**WHAT TO PRODUCE**
Give back the entries below verbatim.

++++ INFORMATION SHOWN ++++

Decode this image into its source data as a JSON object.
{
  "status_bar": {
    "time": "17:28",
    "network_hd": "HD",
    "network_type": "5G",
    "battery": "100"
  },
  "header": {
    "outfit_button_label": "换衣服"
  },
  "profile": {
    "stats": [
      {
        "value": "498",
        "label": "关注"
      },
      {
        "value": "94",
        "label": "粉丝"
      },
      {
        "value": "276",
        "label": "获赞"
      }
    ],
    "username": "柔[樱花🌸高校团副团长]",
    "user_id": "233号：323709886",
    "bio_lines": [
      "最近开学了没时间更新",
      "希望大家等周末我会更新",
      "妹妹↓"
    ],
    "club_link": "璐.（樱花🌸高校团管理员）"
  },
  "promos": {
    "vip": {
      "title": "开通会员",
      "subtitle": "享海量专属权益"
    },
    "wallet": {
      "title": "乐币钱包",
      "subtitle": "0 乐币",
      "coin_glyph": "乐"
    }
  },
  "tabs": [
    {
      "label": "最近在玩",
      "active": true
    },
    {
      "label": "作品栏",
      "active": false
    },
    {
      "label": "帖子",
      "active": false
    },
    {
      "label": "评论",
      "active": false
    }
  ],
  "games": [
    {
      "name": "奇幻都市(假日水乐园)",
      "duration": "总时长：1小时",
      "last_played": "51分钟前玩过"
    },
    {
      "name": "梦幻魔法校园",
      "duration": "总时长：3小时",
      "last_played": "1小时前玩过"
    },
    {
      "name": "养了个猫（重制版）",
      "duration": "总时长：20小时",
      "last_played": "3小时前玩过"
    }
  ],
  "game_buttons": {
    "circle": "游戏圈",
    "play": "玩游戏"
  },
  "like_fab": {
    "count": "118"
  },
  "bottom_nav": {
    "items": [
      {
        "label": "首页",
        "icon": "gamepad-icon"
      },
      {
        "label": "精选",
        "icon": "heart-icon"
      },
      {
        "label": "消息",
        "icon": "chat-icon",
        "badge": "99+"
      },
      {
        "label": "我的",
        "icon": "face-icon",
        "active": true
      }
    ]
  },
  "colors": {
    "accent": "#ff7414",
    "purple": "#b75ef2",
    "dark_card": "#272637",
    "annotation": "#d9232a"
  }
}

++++

**RESPONSE TO THIS EXERCISE**
Decode this image into its source data as a JSON object.
{
  "status_bar": {
    "time": "17:28",
    "network_hd": "HD",
    "network_type": "5G",
    "battery": "100"
  },
  "header": {
    "outfit_button_label": "换衣服"
  },
  "profile": {
    "stats": [
      {
        "value": "498",
        "label": "关注"
      },
      {
        "value": "94",
        "label": "粉丝"
      },
      {
        "value": "276",
        "label": "获赞"
      }
    ],
    "username": "柔[樱花🌸高校团副团长]",
    "user_id": "233号：323709886",
    "bio_lines": [
      "最近开学了没时间更新",
      "希望大家等周末我会更新",
      "妹妹↓"
    ],
    "club_link": "璐.（樱花🌸高校团管理员）"
  },
  "promos": {
    "vip": {
      "title": "开通会员",
      "subtitle": "享海量专属权益"
    },
    "wallet": {
      "title": "乐币钱包",
      "subtitle": "0 乐币",
      "coin_glyph": "乐"
    }
  },
  "tabs": [
    {
      "label": "最近在玩",
      "active": true
    },
    {
      "label": "作品栏",
      "active": false
    },
    {
      "label": "帖子",
      "active": false
    },
    {
      "label": "评论",
      "active": false
    }
  ],
  "games": [
    {
      "name": "奇幻都市(假日水乐园)",
      "duration": "总时长：1小时",
      "last_played": "51分钟前玩过"
    },
    {
      "name": "梦幻魔法校园",
      "duration": "总时长：3小时",
      "last_played": "1小时前玩过"
    },
    {
      "name": "养了个猫（重制版）",
      "duration": "总时长：20小时",
      "last_played": "3小时前玩过"
    }
  ],
  "game_buttons": {
    "circle": "游戏圈",
    "play": "玩游戏"
  },
  "like_fab": {
    "count": "118"
  },
  "bottom_nav": {
    "items": [
      {
        "label": "首页",
        "icon": "gamepad-icon"
      },
      {
        "label": "精选",
        "icon": "heart-icon"
      },
      {
        "label": "消息",
        "icon": "chat-icon",
        "badge": "99+"
      },
      {
        "label": "我的",
        "icon": "face-icon",
        "active": true
      }
    ]
  },
  "colors": {
    "accent": "#ff7414",
    "purple": "#b75ef2",
    "dark_card": "#272637",
    "annotation": "#d9232a"
  }
}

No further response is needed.